commentary (2006-40)

Quit with your conspiracy theories already

Imminent, Not Eminent

by Matt Edens

I assume, by now, that you’ve heard of the city’s massive South Waterfront Redevelopment Plan. But the most surprising, perhaps promising, thing about the project may be the one thing you probably haven’t heard much about.

Concerns over eminent domain have dominated coverage of the redevelopment effort aimed at reshaping the three miles of South Knoxville riverfront across from downtown. Some of those concerns are a holdover from the Ashe administration’s ill-fated, ill-conceived attempt at redevelopment in the early ’90s, but most are the consequence of timing.

The planning process kicked off congruent to the Supreme Court’s controversial decision in the Kelo vs. New London eminent domain case. The Kelo decision, supporting New London’s plan to use public funds to transfer private property from unwilling owners to a for-profit developer, led some South Knoxvillians, along with recurring critics of city redevelopment efforts, to shout “land grab.” And the clamor, despite contrary protestations from planners and city officials, continues.

Never much for conspiracy theories, I don’t subscribe to the belief that the city plans to buy up South Knoxville and sell it off at a pittance to private developers (where, for one thing, will the money come from?). But it’s almost tempting to think that the Sturm und Drang over eminent domain is a masterful piece of Rovian misconception devised to draw attention away from what, for Knoxville, is the truly revolutionary part of the South Waterfront plan. Worry about Kelo all you want, I doubt eminent domain will drastically reshape the rundown stretches of South Knoxville’s waterfront. But there’s a fair chance that form zoning will—for the better.

South Knoxvillians largely like their community’s small-town feel. The sentiment came through loud and clear in the workshops last year that led to the project’s “vision plan.” And there are few parts of South Knoxville that are more small-town than the area just across the river from downtown. Minus the hospital and its immediate environs or the view across the water, Sevier Avenue, Scottish Pike and Blount Avenue could easily be streets in Newport, Oneida or any of a half-dozen East Tennessee towns: old redbrick commercial buildings and clapboard cottages nestled in a narrow valley against a backdrop of steep, tree-covered hillsides. But there’s also, as in Newport and Oneida, a certain amount of decay: abandoned industrial sites, empty buildings, overgrown lots. The trick is redeveloping the latter while preserving that uniquely small town feel of the former.

To do it, the planners and architects behind the South Waterfront Plan have proposed Knoxville take a new approach, albeit one that’s also old. Rather than standard, suburban-style zoning that is mostly about separating commercial and residential uses and keeping them corralled behind berms of landscaping, the plan’s form-based zoning guidelines reinforce the traditional urban form that separates the South Waterfront from, say, West Knoxville. Yes, the plan calls for condos, but it largely concentrates them in areas adjacent to the urban core of downtown, adding more urban-scaled buildings alongside downtown’s bridgehead on the south bank, Baptist Hospital. While on Sevier Avenue, Phillips and the Scottish Pike neighborhood, the plan allows property owners to more easily integrate new development into the old.

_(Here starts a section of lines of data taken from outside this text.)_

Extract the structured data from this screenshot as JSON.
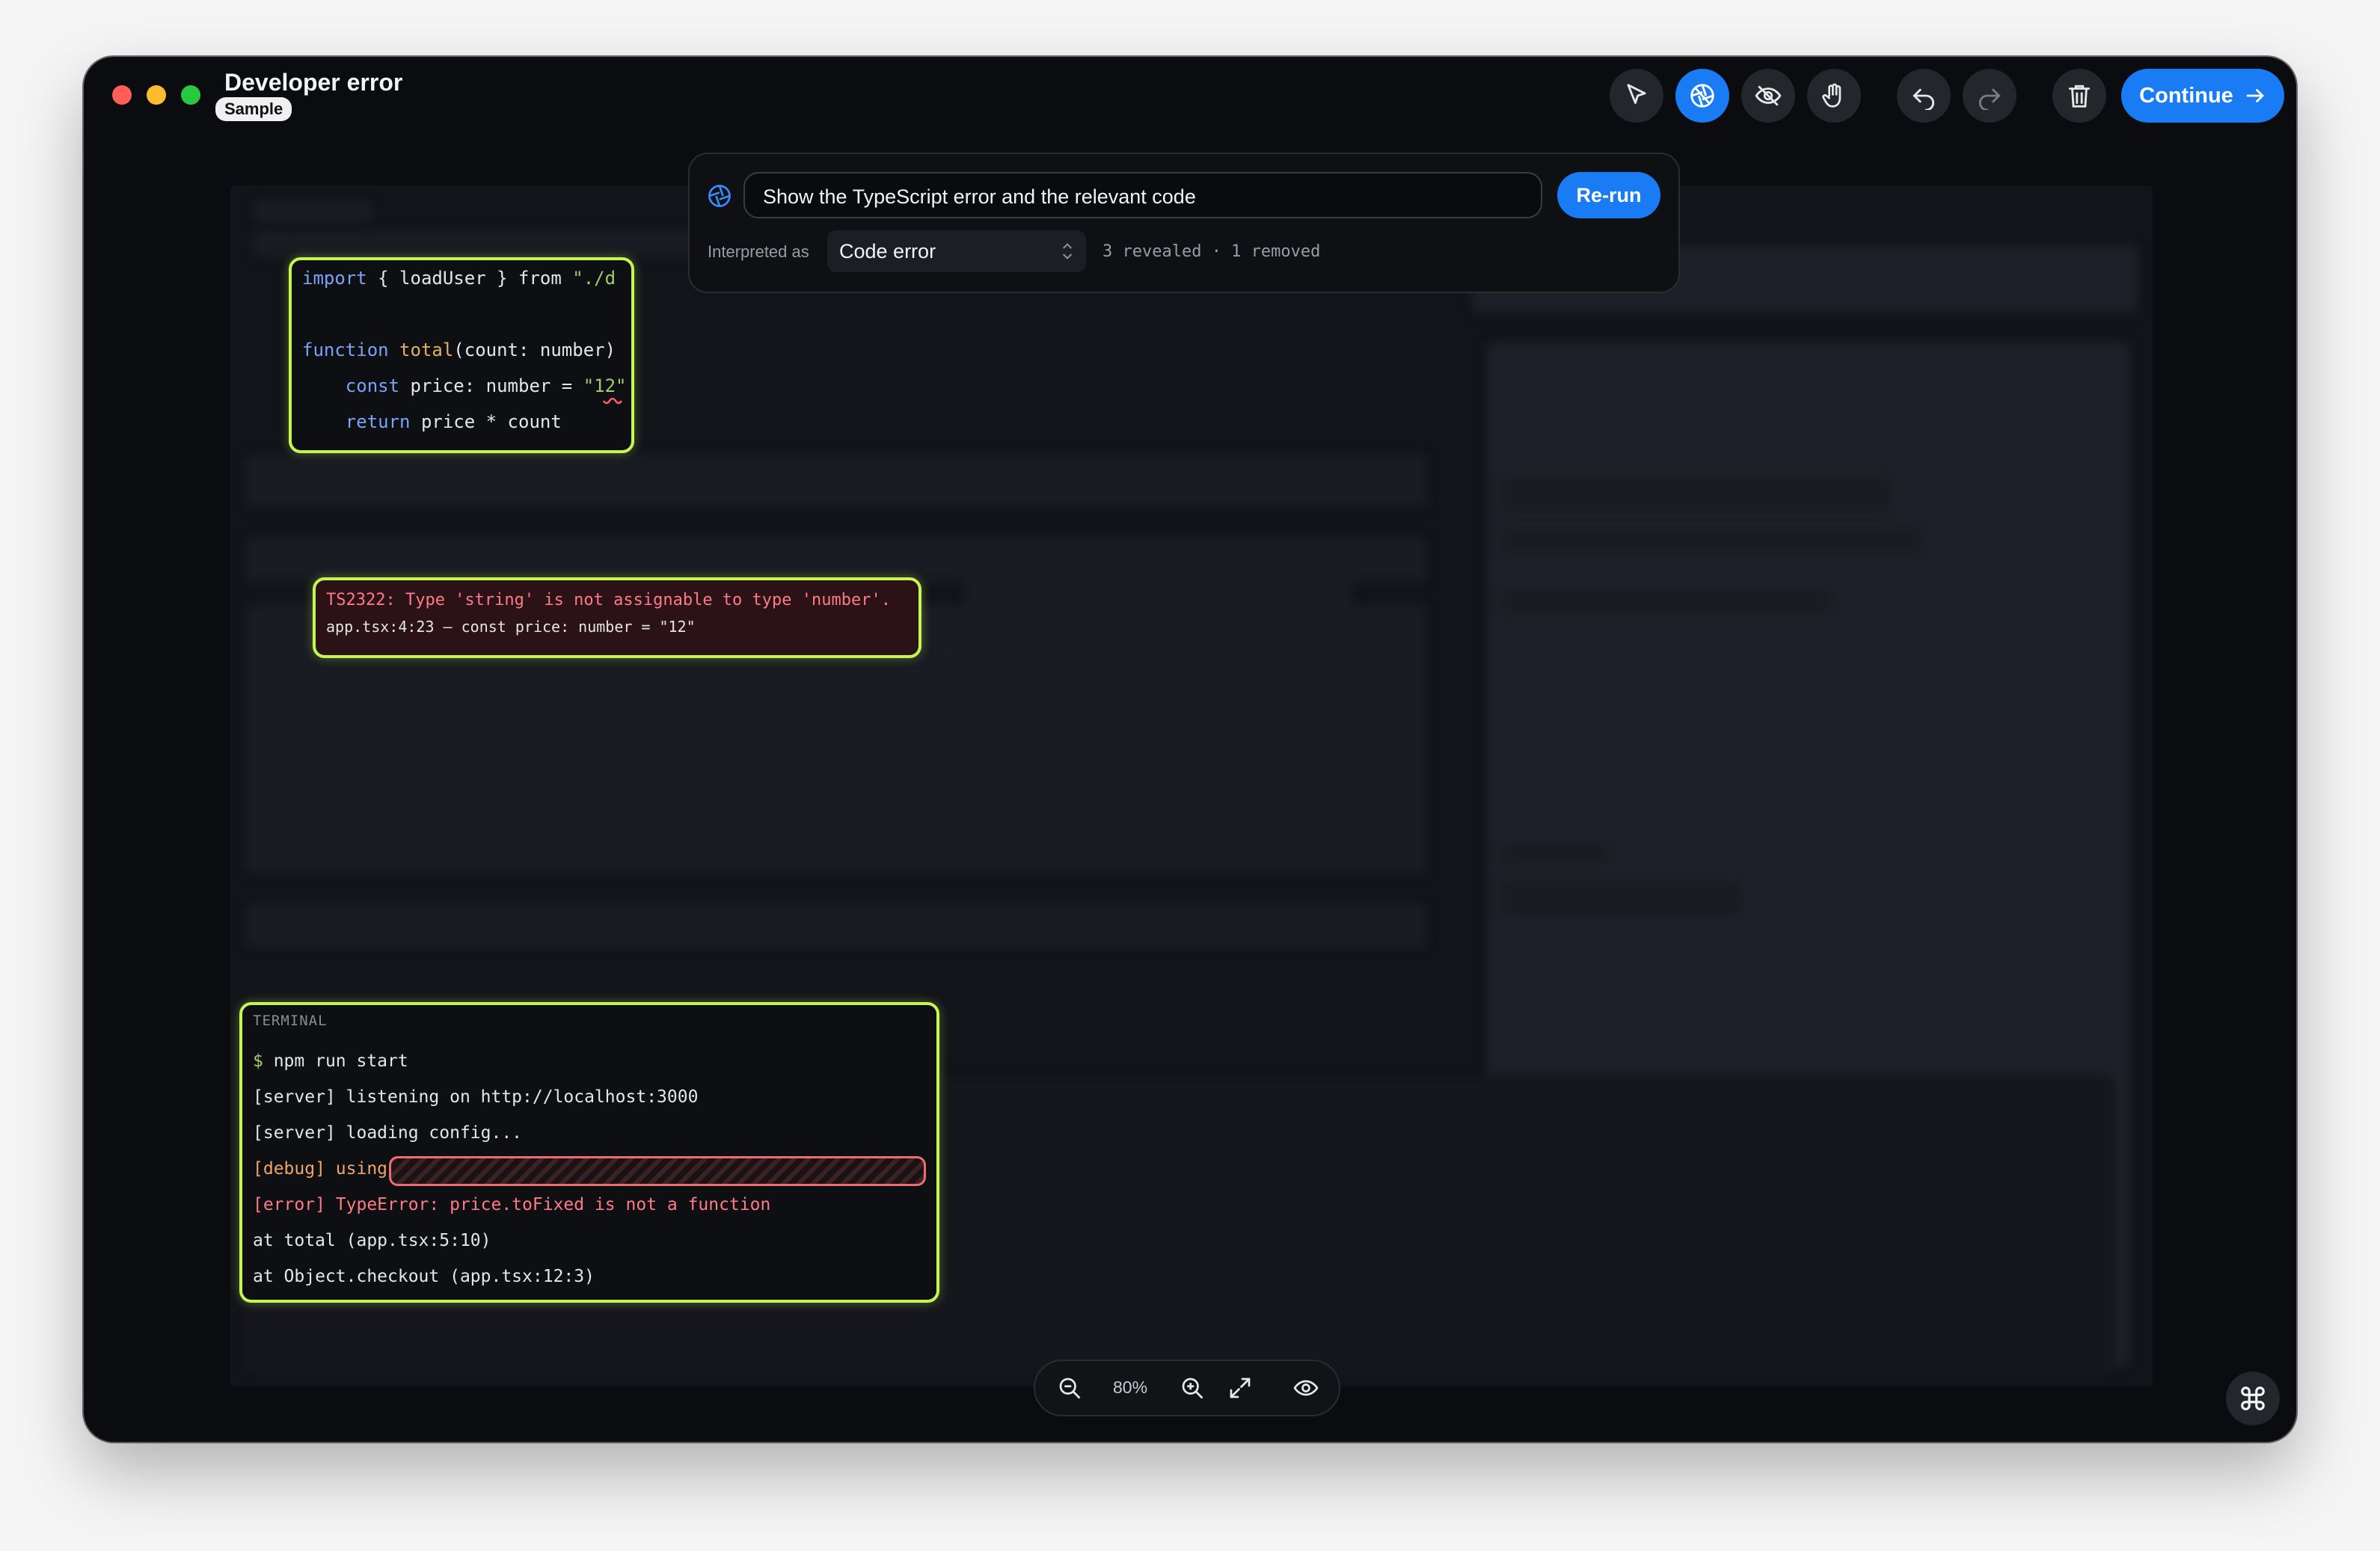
{
  "window": {
    "title": "Developer error",
    "badge": "Sample"
  },
  "toolbar": {
    "tools": [
      {
        "name": "select",
        "icon": "cursor-arrow-icon",
        "active": false
      },
      {
        "name": "reveal",
        "icon": "aperture-icon",
        "active": true
      },
      {
        "name": "hide",
        "icon": "eye-off-icon",
        "active": false
      },
      {
        "name": "pan",
        "icon": "hand-icon",
        "active": false
      }
    ],
    "undo_icon": "undo-icon",
    "redo_icon": "redo-icon",
    "delete_icon": "trash-icon",
    "continue_label": "Continue",
    "colors": {
      "accent": "#1a7cf5",
      "highlight": "#c6f452",
      "error": "#ff7a85"
    }
  },
  "prompt": {
    "value": "Show the TypeScript error and the relevant code",
    "rerun_label": "Re-run",
    "interpreted_label": "Interpreted as",
    "interpreted_value": "Code error",
    "counts": "3 revealed · 1 removed"
  },
  "code_panel": {
    "lines": [
      "import { loadUser } from \"./d",
      "",
      "function total(count: number)",
      "    const price: number = \"12\"",
      "    return price * count"
    ]
  },
  "error_panel": {
    "message": "TS2322: Type 'string' is not assignable to type 'number'.",
    "location": "app.tsx:4:23 — const price: number = \"12\""
  },
  "terminal": {
    "title": "TERMINAL",
    "lines": [
      "$ npm run start",
      "[server] listening on http://localhost:3000",
      "[server] loading config...",
      "[debug] using",
      "[error] TypeError: price.toFixed is not a function",
      "at total (app.tsx:5:10)",
      "at Object.checkout (app.tsx:12:3)"
    ]
  },
  "zoom": {
    "level": "80%"
  }
}
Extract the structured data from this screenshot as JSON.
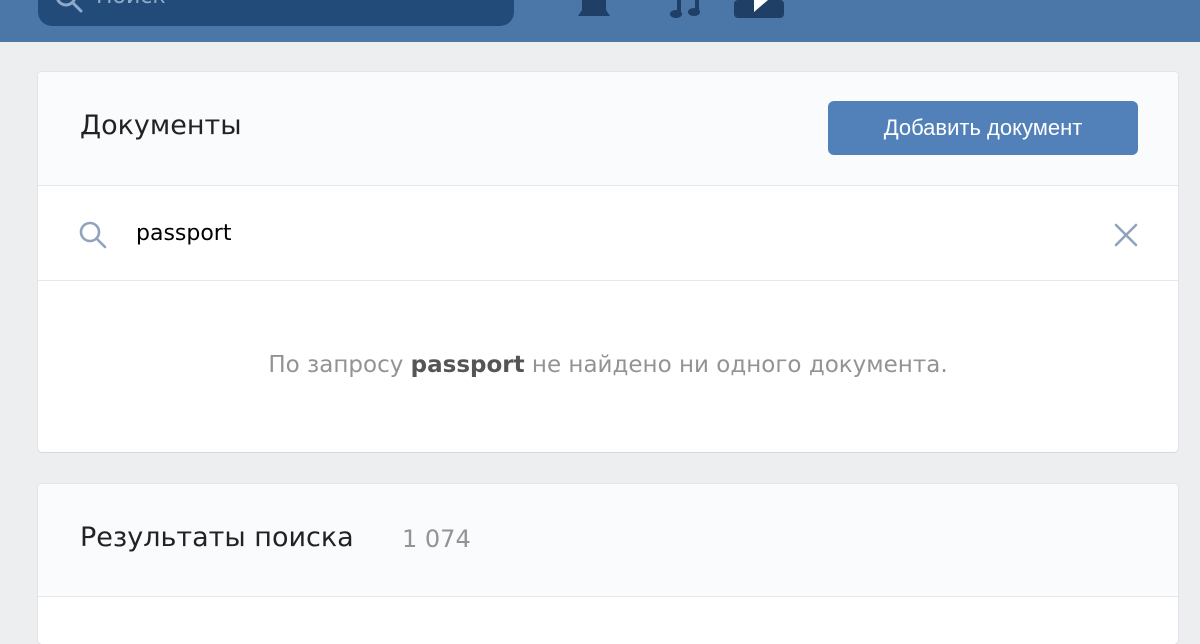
{
  "topbar": {
    "search_placeholder": "Поиск",
    "icons": [
      "search-icon",
      "bell-icon",
      "music-icon",
      "video-icon"
    ],
    "background": "#4a76a8"
  },
  "documents": {
    "title": "Документы",
    "add_button": "Добавить документ",
    "search_value": "passport",
    "empty_prefix": "По запросу ",
    "empty_query": "passport",
    "empty_suffix": " не найдено ни одного документа."
  },
  "results": {
    "title": "Результаты поиска",
    "count": "1 074"
  },
  "colors": {
    "accent": "#5181b8",
    "page_bg": "#edeef0"
  }
}
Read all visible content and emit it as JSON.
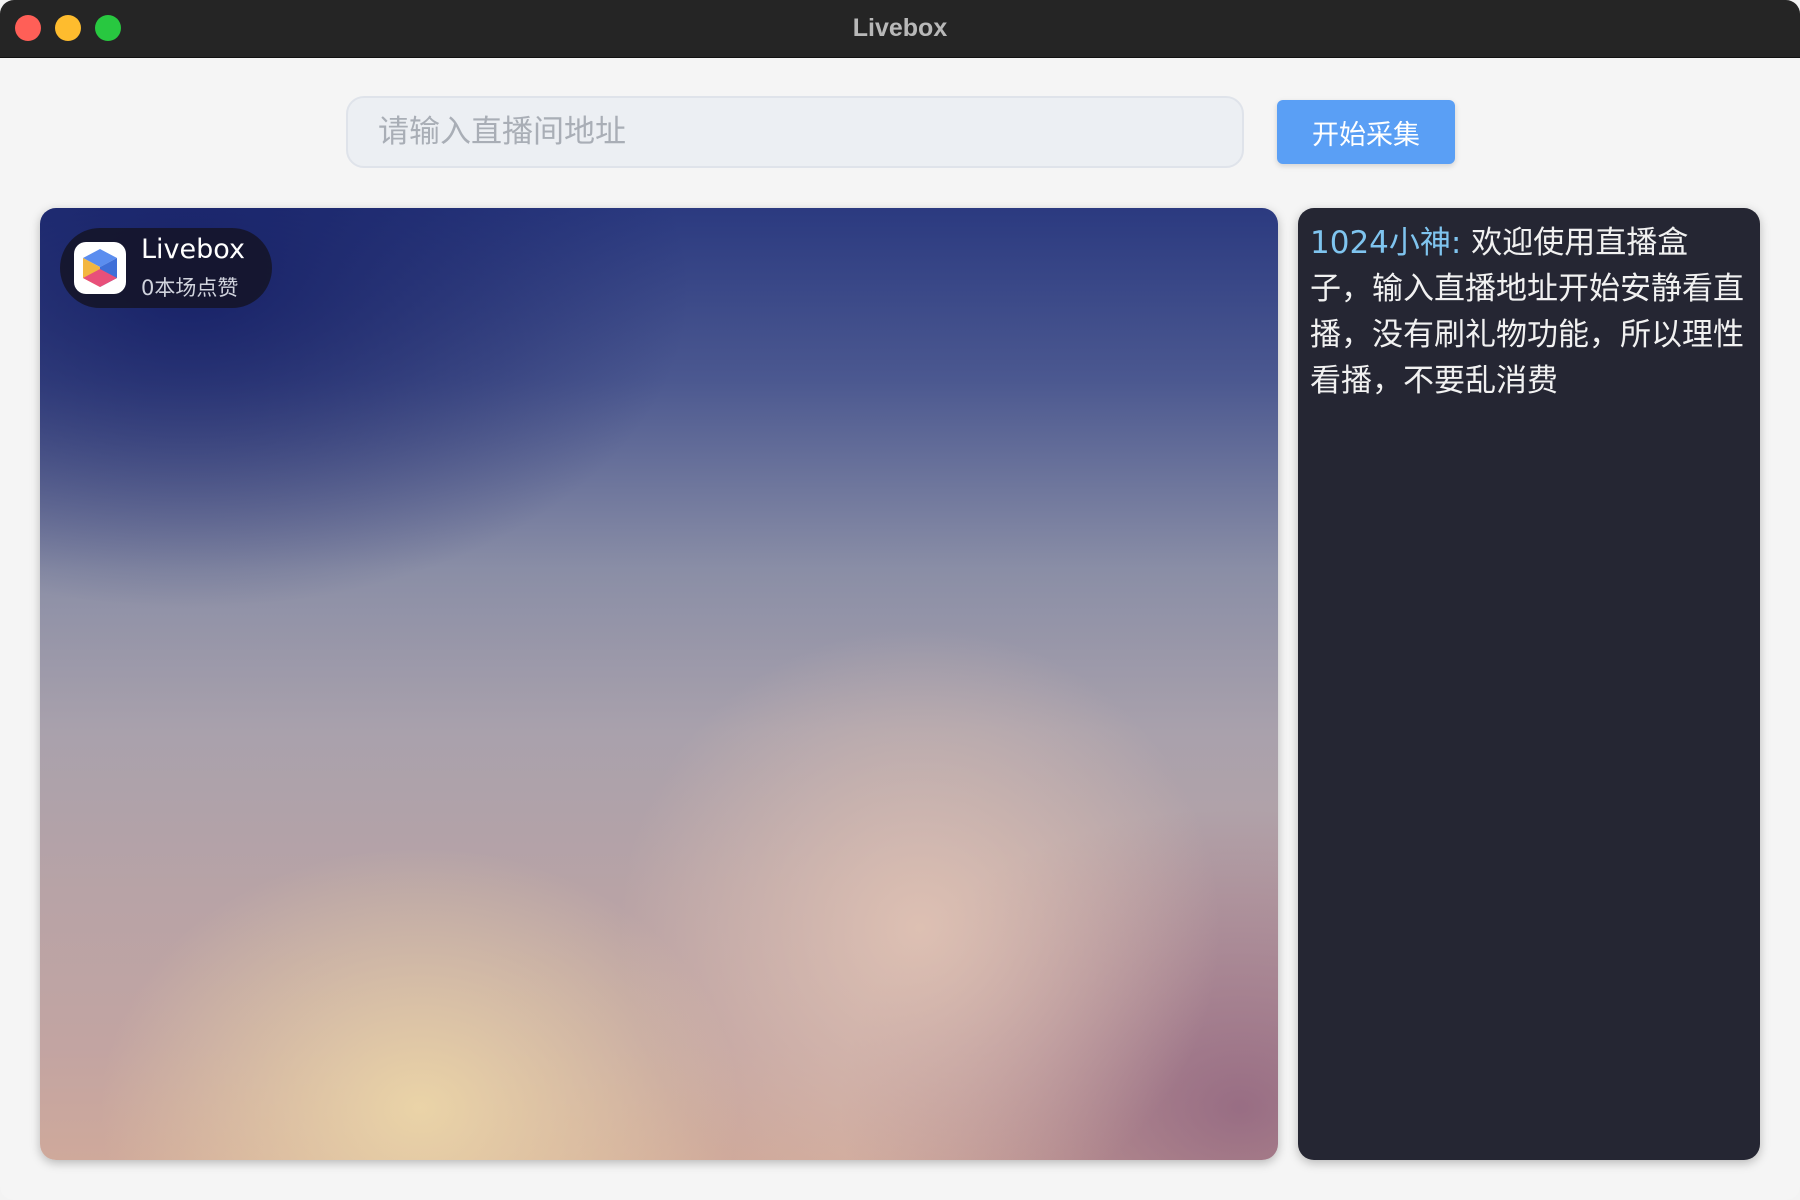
{
  "window": {
    "title": "Livebox"
  },
  "toolbar": {
    "url_placeholder": "请输入直播间地址",
    "url_value": "",
    "start_label": "开始采集"
  },
  "player": {
    "badge": {
      "logo_icon": "livebox-cube-icon",
      "name": "Livebox",
      "like_count": "0",
      "like_label": "本场点赞"
    }
  },
  "chat": {
    "messages": [
      {
        "user": "1024小神:",
        "text": "欢迎使用直播盒子，输入直播地址开始安静看直播，没有刷礼物功能，所以理性看播，不要乱消费"
      }
    ]
  },
  "colors": {
    "titlebar": "#252525",
    "accent_button": "#5a9ff5",
    "chat_background": "#252633",
    "chat_username": "#7fc4ef",
    "traffic_close": "#ff5f57",
    "traffic_minimize": "#febc2e",
    "traffic_maximize": "#28c840"
  }
}
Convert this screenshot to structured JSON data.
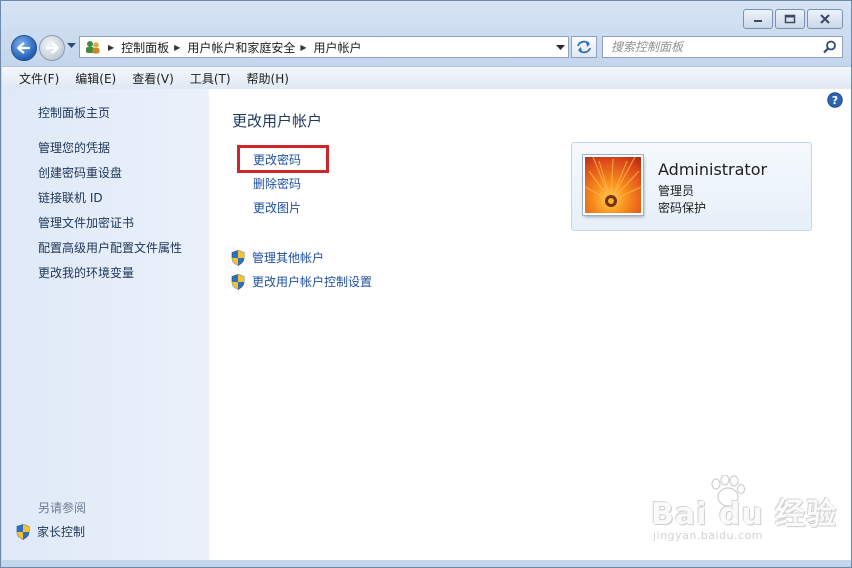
{
  "window": {
    "caption_buttons": [
      "minimize-icon",
      "maximize-icon",
      "close-icon"
    ]
  },
  "nav": {
    "breadcrumbs": [
      "控制面板",
      "用户帐户和家庭安全",
      "用户帐户"
    ],
    "search_placeholder": "搜索控制面板"
  },
  "menu": [
    "文件(F)",
    "编辑(E)",
    "查看(V)",
    "工具(T)",
    "帮助(H)"
  ],
  "sidebar": {
    "items": [
      "控制面板主页",
      "管理您的凭据",
      "创建密码重设盘",
      "链接联机 ID",
      "管理文件加密证书",
      "配置高级用户配置文件属性",
      "更改我的环境变量"
    ],
    "see_also_title": "另请参阅",
    "see_also_items": [
      "家长控制"
    ]
  },
  "main": {
    "heading": "更改用户帐户",
    "tasks": [
      "更改密码",
      "删除密码",
      "更改图片"
    ],
    "admin_tasks": [
      "管理其他帐户",
      "更改用户帐户控制设置"
    ]
  },
  "account": {
    "name": "Administrator",
    "role": "管理员",
    "status": "密码保护"
  },
  "watermark": {
    "brand": "Bai du 经验",
    "url": "jingyan.baidu.com"
  },
  "colors": {
    "link": "#1e50a2",
    "highlight_box": "#d0252b",
    "sidebar_text": "#1c3558"
  }
}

Under the current zoning, trying to build a new house on one of the narrow neighborhood lots or a street fronting, commercial building with parking to the rear and apartments above requires a slew of variances. Form-based zoning streamlines the process, cuts through a significant amount of red tape and makes it easier to build the sort of fine-grained urban infill the South Waterfront, indeed all of Knoxville’s inner city, desperately needs. I hope that, once form zoning takes root on the south bank, it spreads across Knoxville like kudzu.

The proposed form zoning guidelines don’t just provide a framework for redevelopment, either. They also offer a fair amount of protection for property owners worried about eminent domain, particularly through the small lot sizes and smaller scale buildings called for in areas like Scottish Pike and Phillips Avenue (eminent domain is most often abused, as in the Kelo case, in assembling large parcels for large-scale redevelopment). But as the plan moves forward I’d also like to see more emphasis on actual preservation zoning and providing renovation assistance to low- and moderate-income homeowners, safeguards to ensure that, as the South Waterfront revitalizes, it also retains its uniquely urban and Appalachian vibe.